Web page and app entries:
******************************

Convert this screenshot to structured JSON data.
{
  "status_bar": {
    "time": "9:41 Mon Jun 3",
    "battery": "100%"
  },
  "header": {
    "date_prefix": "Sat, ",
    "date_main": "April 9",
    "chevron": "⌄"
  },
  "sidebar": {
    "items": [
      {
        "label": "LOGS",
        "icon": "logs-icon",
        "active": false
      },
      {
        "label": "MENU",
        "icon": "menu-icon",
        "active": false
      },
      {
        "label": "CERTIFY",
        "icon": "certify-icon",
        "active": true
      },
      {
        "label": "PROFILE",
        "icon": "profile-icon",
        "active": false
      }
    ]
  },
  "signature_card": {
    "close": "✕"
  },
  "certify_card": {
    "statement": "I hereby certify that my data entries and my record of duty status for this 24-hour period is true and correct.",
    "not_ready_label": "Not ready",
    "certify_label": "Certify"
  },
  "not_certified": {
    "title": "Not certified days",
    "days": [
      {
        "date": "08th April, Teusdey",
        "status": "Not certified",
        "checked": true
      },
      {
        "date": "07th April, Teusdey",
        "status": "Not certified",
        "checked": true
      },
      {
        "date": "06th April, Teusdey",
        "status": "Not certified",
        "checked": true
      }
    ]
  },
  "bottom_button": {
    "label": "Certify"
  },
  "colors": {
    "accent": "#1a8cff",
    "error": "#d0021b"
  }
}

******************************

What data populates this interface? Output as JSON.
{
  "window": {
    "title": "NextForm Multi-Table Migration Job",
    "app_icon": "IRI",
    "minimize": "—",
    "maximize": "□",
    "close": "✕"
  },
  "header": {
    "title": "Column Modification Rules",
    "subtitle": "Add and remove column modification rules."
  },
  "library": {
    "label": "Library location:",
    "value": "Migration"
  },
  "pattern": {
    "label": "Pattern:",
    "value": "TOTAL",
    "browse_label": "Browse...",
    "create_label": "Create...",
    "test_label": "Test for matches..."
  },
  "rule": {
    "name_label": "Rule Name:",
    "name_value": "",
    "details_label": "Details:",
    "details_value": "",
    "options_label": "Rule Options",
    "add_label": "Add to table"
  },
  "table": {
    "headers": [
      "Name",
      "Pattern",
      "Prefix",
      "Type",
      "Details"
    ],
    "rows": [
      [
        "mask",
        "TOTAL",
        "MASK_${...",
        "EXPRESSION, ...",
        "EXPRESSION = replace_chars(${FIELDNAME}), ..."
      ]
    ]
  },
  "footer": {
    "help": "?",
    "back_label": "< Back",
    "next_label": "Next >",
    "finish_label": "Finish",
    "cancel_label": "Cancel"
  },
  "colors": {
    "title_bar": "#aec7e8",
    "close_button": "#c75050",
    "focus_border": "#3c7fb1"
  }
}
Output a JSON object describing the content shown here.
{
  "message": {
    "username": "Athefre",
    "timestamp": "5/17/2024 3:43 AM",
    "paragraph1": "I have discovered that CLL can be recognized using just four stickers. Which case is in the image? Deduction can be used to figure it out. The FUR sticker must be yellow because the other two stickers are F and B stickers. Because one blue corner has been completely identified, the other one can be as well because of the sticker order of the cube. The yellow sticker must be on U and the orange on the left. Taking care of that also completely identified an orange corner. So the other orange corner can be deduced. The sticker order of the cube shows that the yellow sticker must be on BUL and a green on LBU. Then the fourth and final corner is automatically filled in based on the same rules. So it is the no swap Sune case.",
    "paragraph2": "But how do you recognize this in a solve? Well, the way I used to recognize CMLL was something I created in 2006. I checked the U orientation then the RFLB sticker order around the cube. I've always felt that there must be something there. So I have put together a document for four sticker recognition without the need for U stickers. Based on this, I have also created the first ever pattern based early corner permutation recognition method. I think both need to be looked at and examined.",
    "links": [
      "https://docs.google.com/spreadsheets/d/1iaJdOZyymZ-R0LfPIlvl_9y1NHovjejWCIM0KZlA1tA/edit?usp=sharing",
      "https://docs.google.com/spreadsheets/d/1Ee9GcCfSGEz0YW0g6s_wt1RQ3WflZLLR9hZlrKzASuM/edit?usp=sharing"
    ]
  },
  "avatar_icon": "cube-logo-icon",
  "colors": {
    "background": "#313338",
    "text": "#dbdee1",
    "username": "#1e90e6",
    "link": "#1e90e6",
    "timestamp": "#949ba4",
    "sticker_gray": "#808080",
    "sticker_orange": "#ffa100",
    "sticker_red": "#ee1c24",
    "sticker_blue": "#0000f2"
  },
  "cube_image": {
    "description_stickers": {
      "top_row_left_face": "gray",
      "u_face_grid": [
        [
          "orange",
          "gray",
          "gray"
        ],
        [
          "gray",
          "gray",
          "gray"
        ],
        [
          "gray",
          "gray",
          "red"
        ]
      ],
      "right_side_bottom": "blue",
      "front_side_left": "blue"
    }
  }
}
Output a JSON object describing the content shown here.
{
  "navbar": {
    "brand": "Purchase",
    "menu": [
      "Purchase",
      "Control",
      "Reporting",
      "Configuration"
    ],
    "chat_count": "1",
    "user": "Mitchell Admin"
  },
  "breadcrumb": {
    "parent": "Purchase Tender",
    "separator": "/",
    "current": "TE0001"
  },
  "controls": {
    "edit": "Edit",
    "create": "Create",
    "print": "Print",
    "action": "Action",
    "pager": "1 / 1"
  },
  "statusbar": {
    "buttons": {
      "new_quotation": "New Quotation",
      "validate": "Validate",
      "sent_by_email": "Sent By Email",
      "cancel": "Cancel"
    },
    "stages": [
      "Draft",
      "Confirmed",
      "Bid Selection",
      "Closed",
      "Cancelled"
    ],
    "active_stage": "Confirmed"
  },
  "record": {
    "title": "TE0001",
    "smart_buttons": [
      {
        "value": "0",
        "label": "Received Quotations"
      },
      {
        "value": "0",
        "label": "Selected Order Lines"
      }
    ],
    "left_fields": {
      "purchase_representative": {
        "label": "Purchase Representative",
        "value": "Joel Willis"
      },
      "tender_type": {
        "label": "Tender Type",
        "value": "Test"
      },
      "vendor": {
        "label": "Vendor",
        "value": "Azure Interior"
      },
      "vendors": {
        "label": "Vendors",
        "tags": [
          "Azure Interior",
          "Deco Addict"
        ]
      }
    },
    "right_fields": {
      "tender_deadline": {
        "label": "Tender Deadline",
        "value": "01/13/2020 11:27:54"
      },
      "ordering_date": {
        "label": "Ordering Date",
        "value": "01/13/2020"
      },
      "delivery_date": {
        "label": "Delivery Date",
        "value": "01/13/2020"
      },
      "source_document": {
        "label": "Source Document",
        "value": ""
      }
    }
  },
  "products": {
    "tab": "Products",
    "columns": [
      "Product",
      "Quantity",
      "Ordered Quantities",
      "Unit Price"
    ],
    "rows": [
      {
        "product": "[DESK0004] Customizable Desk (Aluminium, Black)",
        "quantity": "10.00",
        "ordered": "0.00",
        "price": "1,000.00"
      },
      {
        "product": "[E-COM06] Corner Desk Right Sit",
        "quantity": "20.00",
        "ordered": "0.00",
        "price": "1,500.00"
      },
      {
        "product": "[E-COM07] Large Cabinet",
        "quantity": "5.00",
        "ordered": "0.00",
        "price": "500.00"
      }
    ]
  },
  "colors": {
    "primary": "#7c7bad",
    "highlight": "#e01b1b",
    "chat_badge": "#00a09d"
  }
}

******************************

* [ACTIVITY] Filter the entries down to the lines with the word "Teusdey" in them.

* [EXERCISE RESPONSE]
        "date": "08th April, Teusdey",
        "date": "07th April, Teusdey",
        "date": "06th April, Teusdey",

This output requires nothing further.